My co-worker could not tell me anything more about this sheng but said he would send any questions back to his friend.  I will faithfully report back this weekend the tasting.

The wrapper definitely says :
qiaomu gǔshu (乔木; "tall tree", 古树; "old tree").


  1. I wonder about all the unknown sheng productions that in the west we do not have access to, or dont know where to find. Probably some really good stuff out there.

    Sheng overdose!!
    That would would be a good way to go...

    1. Emmett- I think it's more the aged good stuff that we don't get in the West. MarshalN says the real good stuff is in Hong Kong and rest of Asia because that's where the real market resides.
      I think we do get pretty good sheng in the West even if we have to pay through the nose to get it.

      Of course what you and I and every other pu-erh blogger out there want are great cakes selling at a reasonable price. I haven't hit jackpot in my summer buying spree but I've only managed to taste less than 15% thus far.


  2. Looks more like a gift bing for a conference this friend attended. You sure it's pressed by someone he knows?

    1. Dear MarshalN,

      You never cease to amaze me with your hyper skepticism. My co-worker said that this childhood friend used to do just a sideline with the leaves pressed from his wife's family mountain. But now his friend spends most of his time traveling sourcing mao cha from other farmers as he can't keep up with demand.

      But I'll more thoroughly interrogate the poor generous soul next week.
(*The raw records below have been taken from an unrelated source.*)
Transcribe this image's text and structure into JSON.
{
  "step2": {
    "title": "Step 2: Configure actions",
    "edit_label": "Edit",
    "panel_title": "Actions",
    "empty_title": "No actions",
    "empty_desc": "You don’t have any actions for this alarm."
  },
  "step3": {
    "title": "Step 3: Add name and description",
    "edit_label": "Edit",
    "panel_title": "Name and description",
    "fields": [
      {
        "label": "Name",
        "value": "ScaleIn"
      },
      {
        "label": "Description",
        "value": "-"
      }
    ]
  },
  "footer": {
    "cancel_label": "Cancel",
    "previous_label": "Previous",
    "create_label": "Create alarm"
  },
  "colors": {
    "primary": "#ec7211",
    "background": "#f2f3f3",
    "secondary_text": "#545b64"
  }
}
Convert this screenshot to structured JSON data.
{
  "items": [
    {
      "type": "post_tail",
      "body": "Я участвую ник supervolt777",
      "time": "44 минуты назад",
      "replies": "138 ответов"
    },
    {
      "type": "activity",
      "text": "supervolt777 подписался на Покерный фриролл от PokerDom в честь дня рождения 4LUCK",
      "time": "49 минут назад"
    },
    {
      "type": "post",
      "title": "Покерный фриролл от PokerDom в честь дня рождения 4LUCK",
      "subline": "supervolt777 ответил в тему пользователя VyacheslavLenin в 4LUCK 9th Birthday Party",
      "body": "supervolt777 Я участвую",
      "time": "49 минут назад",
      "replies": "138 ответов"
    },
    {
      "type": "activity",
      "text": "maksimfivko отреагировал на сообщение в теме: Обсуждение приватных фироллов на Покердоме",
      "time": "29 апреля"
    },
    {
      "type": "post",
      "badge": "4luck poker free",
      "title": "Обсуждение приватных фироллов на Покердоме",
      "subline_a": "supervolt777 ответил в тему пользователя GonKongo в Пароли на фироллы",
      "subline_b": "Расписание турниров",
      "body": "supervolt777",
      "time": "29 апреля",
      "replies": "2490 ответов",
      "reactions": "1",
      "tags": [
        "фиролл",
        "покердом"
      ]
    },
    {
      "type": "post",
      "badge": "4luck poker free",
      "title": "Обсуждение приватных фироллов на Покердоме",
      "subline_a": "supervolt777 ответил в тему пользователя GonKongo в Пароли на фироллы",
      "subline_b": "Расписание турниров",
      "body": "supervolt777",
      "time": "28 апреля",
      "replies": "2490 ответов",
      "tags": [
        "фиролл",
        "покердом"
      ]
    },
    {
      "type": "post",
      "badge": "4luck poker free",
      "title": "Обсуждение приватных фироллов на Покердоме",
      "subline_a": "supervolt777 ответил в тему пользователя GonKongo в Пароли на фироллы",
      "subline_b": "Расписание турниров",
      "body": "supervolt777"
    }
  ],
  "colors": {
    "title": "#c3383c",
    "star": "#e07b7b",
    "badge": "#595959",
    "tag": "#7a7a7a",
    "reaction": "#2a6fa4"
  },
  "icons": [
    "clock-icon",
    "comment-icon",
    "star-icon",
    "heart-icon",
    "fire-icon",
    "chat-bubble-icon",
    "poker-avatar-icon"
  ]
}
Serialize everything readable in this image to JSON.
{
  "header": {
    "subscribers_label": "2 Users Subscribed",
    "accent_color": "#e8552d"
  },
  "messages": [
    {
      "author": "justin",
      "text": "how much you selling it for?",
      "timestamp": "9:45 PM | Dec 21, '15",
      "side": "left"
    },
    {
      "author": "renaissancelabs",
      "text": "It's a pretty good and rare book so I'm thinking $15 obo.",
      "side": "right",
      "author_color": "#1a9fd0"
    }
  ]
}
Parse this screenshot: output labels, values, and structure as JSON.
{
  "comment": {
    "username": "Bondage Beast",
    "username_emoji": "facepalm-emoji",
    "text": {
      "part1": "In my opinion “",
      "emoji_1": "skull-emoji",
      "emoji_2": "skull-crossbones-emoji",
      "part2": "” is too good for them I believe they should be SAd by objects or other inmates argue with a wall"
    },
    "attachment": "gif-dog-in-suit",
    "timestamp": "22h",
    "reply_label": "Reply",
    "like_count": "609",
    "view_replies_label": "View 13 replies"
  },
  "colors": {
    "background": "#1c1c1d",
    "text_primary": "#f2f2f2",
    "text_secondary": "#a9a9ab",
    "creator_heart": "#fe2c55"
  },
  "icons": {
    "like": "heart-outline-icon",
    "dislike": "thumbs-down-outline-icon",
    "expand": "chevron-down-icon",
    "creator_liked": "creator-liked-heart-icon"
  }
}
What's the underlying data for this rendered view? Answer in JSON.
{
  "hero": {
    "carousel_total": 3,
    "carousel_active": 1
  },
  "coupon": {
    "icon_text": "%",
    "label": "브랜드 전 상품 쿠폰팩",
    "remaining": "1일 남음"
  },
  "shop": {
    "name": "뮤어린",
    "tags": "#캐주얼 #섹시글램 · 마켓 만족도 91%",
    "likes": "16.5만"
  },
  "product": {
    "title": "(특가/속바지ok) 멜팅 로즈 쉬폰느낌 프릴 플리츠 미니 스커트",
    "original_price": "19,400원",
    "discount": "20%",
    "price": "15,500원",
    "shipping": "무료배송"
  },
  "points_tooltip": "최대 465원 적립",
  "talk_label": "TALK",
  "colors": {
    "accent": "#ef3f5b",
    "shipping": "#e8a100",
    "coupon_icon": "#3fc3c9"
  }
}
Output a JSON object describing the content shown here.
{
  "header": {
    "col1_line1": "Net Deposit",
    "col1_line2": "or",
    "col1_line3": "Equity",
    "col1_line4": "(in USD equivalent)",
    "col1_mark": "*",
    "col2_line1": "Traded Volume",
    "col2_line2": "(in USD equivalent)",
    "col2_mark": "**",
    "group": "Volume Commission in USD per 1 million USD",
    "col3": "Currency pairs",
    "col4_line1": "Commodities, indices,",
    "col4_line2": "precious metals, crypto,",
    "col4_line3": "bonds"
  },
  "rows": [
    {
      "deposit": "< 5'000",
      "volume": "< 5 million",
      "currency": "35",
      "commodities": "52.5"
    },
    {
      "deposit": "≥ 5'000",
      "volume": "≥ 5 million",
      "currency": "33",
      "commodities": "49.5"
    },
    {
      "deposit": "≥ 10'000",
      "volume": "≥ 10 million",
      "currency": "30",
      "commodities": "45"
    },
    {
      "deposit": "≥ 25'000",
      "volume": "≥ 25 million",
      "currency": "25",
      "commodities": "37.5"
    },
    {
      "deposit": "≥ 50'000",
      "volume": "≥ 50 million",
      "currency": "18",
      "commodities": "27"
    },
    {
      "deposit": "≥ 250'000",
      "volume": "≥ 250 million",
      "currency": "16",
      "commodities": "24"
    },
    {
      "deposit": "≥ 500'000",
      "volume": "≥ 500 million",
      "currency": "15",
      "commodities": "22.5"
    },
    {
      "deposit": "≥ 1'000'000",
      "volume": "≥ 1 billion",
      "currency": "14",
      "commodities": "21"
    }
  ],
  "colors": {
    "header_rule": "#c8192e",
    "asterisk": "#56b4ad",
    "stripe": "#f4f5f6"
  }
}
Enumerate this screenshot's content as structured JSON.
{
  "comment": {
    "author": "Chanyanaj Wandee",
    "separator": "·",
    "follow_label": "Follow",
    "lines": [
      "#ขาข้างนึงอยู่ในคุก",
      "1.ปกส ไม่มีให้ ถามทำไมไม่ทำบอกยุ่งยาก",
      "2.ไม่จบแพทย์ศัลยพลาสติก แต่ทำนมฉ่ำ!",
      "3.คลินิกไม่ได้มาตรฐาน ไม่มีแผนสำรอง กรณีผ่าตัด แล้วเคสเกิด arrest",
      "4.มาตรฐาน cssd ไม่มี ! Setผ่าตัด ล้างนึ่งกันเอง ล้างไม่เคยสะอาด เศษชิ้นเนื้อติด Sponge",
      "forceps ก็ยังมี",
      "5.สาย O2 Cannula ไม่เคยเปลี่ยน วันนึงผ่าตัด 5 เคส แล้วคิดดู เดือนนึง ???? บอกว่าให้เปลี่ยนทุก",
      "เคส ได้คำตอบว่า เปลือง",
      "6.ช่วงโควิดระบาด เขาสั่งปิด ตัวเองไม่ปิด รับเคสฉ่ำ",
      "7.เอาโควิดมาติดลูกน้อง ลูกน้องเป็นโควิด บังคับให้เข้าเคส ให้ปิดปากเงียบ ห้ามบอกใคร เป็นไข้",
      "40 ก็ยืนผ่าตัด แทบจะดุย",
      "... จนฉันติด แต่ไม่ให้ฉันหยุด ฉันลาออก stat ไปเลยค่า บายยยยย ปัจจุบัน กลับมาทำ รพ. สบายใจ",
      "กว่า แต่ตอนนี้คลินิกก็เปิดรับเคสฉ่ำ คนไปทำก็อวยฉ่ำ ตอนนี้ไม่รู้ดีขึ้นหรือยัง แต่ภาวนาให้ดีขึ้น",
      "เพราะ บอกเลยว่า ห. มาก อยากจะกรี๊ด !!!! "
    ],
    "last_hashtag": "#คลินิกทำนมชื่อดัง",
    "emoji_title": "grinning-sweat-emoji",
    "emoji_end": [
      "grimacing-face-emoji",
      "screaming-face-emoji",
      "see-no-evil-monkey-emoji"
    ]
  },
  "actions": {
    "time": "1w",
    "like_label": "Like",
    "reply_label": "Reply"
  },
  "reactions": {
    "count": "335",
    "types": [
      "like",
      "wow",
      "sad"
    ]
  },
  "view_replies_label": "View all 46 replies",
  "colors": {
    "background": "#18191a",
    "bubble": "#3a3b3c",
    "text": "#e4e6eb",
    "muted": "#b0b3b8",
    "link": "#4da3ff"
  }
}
I think I can get him in a room with a bare hanging lightbulb and just a wooden table and wooden chairs. (Actually I was going to take him out to a Sichuan restaurant for lunch and ask him more...)


    2. True knowledge only comes with continually asking questions. :)

      I just asked because it's weird how a personal pressed bing will have some conference name on it. Leftover wrappers being used for other purposes is not unknown, but it's an odd choice, that's all.